_Exercise instructions_. Tally the lines below that hold the string "successo", and report the tally by itself.

Provided information below:

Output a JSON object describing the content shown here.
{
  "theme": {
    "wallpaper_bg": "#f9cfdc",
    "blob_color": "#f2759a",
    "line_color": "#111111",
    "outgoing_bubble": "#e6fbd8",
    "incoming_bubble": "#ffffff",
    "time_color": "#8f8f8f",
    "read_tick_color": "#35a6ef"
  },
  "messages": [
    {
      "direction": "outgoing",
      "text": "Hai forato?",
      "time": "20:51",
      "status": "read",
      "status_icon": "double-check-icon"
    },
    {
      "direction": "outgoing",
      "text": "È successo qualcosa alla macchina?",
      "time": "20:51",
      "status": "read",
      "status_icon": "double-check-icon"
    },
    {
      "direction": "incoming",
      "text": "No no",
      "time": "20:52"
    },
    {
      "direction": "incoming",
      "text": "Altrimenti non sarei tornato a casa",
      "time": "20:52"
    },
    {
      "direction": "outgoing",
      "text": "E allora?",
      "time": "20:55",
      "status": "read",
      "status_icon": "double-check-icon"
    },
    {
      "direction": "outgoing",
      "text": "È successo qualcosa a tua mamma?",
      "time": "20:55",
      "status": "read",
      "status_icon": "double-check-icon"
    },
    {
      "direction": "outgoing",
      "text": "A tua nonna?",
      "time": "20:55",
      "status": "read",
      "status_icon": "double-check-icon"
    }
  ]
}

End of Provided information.

_Response area_. 2